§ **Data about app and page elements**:
Segment Open
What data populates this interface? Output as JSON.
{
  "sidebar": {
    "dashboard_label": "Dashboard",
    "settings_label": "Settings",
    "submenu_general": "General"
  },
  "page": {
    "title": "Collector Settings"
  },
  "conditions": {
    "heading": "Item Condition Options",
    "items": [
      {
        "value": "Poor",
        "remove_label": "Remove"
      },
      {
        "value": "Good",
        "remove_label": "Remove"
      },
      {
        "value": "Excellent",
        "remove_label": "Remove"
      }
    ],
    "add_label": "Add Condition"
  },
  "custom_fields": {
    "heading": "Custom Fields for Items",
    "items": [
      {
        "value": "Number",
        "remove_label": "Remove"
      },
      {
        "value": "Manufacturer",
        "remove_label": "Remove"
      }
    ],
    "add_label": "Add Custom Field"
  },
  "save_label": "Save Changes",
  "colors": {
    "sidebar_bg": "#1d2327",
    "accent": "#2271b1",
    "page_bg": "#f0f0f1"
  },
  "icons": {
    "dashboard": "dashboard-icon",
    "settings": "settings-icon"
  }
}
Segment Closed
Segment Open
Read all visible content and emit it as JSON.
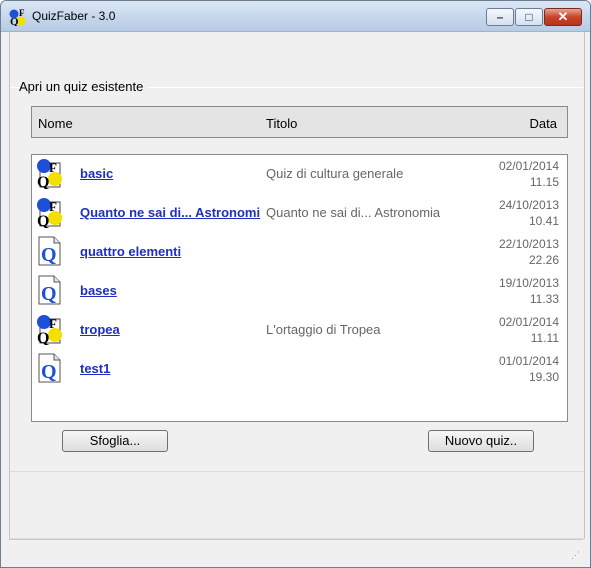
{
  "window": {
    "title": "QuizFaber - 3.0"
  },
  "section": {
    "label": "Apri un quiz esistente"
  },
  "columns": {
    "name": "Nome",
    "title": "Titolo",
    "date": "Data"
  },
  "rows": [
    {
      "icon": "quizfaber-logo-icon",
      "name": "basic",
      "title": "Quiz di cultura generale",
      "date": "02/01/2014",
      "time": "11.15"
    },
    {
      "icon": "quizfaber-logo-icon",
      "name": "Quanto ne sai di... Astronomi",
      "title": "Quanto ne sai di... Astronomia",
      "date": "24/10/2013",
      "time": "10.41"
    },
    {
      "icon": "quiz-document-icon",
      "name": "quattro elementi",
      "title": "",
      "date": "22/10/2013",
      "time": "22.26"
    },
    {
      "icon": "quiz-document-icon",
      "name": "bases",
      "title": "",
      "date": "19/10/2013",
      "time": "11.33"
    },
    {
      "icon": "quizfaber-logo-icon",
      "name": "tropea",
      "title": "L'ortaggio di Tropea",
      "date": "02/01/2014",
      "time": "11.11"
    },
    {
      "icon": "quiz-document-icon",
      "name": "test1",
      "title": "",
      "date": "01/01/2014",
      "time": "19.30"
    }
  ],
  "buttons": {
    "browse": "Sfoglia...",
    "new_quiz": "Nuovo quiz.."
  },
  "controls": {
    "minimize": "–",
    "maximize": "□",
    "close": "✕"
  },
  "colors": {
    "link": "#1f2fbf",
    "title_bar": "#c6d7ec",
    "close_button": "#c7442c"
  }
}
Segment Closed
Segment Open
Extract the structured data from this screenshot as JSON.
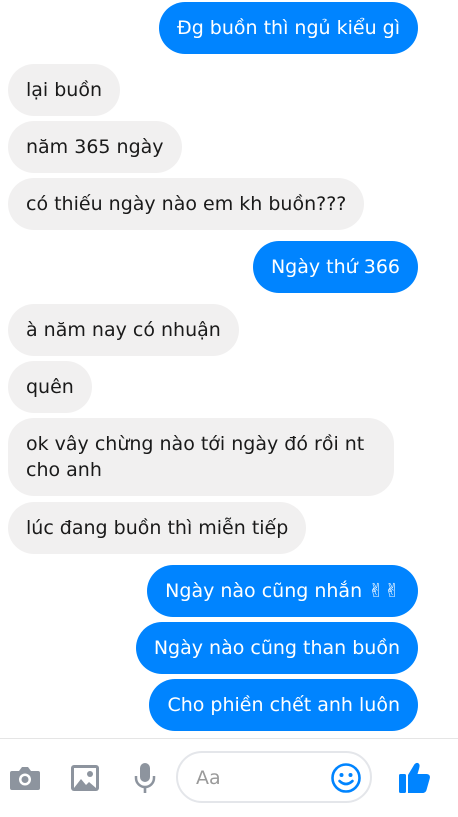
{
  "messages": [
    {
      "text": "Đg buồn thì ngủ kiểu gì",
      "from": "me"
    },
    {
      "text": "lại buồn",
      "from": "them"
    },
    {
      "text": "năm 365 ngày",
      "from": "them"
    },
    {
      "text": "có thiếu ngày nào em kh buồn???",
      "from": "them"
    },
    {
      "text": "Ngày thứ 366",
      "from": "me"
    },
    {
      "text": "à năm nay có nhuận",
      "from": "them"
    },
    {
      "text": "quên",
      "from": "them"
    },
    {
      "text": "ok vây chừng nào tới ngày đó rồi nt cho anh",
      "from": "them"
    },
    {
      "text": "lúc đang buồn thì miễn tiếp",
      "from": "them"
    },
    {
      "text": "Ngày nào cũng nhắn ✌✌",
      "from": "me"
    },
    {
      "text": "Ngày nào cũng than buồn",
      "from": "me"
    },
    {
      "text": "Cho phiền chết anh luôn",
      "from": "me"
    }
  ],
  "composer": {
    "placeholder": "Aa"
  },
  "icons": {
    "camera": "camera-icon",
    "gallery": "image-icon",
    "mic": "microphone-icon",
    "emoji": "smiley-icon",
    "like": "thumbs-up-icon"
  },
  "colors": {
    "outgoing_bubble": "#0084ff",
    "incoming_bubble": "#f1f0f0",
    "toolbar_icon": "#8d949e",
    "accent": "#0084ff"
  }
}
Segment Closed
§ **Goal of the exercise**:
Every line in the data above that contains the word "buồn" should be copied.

§ **Task solution**:
      "text": "Đg buồn thì ngủ kiểu gì",
      "text": "lại buồn",
      "text": "có thiếu ngày nào em kh buồn???",
      "text": "lúc đang buồn thì miễn tiếp",
      "text": "Ngày nào cũng than buồn",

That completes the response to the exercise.